What followed was certainly the toughest period. The waves now came in an incredibly high pace with incredibly strong intensity, I only had seconds in between. I used and cherished each second without contraction to breathe and relax. My husband helped me breathe too, the contractions were so strong, I regularly forgot everything, also to breathe. I vomited a lot and around midnight my body started shaking uncontrollably. Still, I was breathing and in control.
When they announced around 2.30 that despite my (and our) extreme (!) efforts and the really high paced contractions the dilation did not proceed and they needed to increase the dose of oxytocin a lot further, I refused. There was no way I could take stronger contractions. I requested a cesarean. Unfortunately, that was not an option. I felt strongly that my body was not ready and this could take many more hours, so I decided for an epidural. The epidural was done around 3 in the morning and finally gave my body the break it needed.
The two worlds..
I was connected to a CTG, had a bladder catheter, an intravenous access, and an electrode on the top of my child’s head, but I could lie down and relax in the warm bed. The synthetic oxytocin was increased step-wise again but I returned to the audio tracks, to music and a state of deep, deep relaxation. I could still feel all contractions on one spot on my back. I was awaiting the waves, was breathing and relaxing and floating. I felt connected with my baby and was surreally happy. It felt like I was incredibly high.
My husband, in turn, was exhausted. He fell asleep on the couch. Around 7 or 8 in the morning, the heart tones of my daughter suddenly dropped. Staff came running in and dialed down the oxytocin. My own blood pressure had dropped drastically too, so I received ephedrine. Her heart tones returned and the oxytocin was increased again. I returned to my blissful state of highness.

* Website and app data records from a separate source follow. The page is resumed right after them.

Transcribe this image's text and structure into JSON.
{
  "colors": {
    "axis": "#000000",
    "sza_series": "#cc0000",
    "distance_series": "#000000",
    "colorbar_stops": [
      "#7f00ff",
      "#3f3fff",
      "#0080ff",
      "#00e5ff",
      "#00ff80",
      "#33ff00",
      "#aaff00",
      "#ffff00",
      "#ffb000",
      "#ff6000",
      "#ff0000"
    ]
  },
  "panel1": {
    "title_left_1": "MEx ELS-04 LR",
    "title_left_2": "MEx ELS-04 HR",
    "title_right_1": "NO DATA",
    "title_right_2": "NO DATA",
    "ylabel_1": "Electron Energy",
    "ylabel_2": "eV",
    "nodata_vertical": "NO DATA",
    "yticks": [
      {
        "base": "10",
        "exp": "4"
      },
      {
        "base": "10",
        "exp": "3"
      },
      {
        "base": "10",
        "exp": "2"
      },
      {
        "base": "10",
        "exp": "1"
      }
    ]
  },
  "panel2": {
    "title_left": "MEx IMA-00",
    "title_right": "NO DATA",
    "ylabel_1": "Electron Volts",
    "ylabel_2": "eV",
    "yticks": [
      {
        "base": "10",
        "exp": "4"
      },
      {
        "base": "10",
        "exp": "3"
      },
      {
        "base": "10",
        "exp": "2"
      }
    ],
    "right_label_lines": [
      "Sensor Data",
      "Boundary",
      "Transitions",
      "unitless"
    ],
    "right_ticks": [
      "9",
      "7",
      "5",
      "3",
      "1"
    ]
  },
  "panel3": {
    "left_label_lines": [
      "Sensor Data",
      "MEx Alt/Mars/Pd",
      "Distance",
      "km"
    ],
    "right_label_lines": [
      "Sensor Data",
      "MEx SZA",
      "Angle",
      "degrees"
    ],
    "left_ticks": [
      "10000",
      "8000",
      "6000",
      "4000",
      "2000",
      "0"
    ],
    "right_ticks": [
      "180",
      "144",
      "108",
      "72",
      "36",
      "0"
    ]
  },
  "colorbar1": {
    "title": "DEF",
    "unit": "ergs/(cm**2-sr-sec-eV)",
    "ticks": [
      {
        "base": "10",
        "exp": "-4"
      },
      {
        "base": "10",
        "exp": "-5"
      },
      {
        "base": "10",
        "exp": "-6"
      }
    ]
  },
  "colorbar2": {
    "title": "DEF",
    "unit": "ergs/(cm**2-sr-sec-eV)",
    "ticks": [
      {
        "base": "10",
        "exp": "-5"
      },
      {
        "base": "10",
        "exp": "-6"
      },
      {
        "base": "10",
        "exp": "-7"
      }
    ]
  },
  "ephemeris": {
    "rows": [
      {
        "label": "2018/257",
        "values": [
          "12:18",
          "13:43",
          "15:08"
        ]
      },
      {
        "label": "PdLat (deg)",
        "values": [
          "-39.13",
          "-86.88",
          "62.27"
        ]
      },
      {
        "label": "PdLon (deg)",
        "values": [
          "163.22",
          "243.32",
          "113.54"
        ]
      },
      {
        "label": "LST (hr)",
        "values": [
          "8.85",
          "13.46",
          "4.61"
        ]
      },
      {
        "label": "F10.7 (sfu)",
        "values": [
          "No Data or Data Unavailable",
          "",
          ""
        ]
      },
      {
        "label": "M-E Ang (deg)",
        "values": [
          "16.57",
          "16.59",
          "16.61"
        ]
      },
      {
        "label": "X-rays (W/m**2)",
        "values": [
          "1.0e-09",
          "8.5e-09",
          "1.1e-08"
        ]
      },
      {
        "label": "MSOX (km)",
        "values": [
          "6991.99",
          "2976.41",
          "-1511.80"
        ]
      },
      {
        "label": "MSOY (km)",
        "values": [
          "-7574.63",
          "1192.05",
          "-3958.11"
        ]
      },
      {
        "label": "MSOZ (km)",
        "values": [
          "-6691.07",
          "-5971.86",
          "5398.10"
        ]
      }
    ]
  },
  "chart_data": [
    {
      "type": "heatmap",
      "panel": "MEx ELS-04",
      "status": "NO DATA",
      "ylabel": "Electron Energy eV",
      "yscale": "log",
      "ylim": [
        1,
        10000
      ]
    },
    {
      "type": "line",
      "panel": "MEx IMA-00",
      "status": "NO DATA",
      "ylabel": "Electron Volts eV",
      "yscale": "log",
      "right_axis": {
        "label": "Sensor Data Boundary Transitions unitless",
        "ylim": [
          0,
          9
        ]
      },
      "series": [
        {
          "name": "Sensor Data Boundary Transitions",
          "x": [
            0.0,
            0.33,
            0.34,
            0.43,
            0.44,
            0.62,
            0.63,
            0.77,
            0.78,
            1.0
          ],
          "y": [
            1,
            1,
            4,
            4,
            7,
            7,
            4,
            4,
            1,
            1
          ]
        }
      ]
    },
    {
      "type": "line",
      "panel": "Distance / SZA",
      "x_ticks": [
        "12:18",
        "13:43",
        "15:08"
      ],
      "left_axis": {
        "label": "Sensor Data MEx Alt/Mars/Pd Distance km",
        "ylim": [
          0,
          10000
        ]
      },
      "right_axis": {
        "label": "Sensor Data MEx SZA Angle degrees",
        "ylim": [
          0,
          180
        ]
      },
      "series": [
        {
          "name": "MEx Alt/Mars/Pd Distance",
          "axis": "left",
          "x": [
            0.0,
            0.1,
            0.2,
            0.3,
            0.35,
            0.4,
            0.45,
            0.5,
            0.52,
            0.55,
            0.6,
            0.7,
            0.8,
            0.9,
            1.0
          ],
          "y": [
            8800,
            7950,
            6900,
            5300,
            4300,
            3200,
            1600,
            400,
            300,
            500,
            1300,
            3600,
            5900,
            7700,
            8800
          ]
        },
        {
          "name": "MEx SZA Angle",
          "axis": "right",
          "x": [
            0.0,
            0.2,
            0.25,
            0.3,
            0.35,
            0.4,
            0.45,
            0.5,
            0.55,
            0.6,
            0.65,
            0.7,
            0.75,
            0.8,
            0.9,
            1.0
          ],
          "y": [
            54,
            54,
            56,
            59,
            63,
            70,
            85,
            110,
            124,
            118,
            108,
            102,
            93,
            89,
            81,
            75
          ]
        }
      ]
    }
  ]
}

The hours passed by. I could have continued for a lot longer but during a checkup around (now Tuesday) noon the doctors realized that the cervix was fully dilated and I could start pressing. I was almost a bit shocked about how sudden the birth should now happen! Two doctors helped me practice pressing (I could not feel anything due to the epidural) and our beautiful little baby was born – bright awake - 15 minutes later.
What helped me through..
The birth of my daughter was the opposite of all I had wished for (by pressing like a mad woman, I just so managed to avoid the perineum cut!). And still, I felt that it was a wonderful birth experience. Knowing that I could always re-connect with my breath, with my body and my baby, helped me to feel in control throughout the entire time. Even in the worst moments. Thinking back, I think it there were a couple of things that helped me:
Practice. Throughout the pregnancy, I had practiced many, many, many times to be in and return to a state of deep relaxation – on happy days, on sad days, on relaxed days, on stressful days. I believe that hypnobirthing can work without much practice when all goes well, but for the journey of this birth, a birth with many changes in location, interruptions, and interventions, a birth that lasted several days, having practiced helped me to have the confidence to always being able to reconnect and return to a place of calm, even if it was just for seconds.
One of the affirmations I practiced: “When hospital staff appears rude, it is only because they concentrate and work hard to do the best for you and your baby.” The staff at OLVG Oost was lovely! But this affirmation had helped me in advance to let go of all the worries I had about patronizing interactions with doctors and the medical interventions they would deem necessary.
And a small but powerful sentence a friend said to me when we said goodbye two days before the delivery: “Have no fear!”